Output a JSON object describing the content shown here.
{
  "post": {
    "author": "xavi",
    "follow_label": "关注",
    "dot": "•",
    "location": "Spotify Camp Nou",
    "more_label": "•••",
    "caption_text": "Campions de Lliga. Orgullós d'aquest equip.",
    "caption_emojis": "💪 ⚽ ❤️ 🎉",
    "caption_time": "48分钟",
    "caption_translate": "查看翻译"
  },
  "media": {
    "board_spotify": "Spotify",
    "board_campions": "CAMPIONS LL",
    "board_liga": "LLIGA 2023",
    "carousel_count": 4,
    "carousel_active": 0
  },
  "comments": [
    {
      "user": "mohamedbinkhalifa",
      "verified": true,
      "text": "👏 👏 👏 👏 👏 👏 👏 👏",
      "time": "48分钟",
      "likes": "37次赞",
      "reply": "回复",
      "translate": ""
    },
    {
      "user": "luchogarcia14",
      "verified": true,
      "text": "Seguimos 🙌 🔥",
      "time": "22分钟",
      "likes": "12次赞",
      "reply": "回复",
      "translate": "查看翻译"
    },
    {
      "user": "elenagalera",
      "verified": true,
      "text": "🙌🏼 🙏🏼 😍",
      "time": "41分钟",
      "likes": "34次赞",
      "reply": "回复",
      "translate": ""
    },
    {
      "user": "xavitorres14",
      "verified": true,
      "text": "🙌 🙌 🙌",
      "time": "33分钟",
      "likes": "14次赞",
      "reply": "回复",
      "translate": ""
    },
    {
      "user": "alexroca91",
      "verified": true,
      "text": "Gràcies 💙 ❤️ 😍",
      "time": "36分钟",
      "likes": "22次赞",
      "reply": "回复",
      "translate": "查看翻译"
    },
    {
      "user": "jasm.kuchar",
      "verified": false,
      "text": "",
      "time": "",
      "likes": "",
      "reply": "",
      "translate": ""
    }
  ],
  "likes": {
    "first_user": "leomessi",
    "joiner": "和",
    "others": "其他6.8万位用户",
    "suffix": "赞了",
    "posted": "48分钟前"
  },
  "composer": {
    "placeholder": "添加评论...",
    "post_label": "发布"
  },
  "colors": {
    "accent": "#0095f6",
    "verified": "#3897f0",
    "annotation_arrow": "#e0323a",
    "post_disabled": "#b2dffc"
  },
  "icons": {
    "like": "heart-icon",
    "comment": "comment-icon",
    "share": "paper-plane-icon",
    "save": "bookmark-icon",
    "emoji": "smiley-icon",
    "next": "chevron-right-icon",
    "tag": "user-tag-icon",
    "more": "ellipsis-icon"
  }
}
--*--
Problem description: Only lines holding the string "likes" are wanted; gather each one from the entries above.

Response area:
      "likes": "37次赞",
      "likes": "12次赞",
      "likes": "34次赞",
      "likes": "14次赞",
      "likes": "22次赞",
      "likes": "",
  "likes": {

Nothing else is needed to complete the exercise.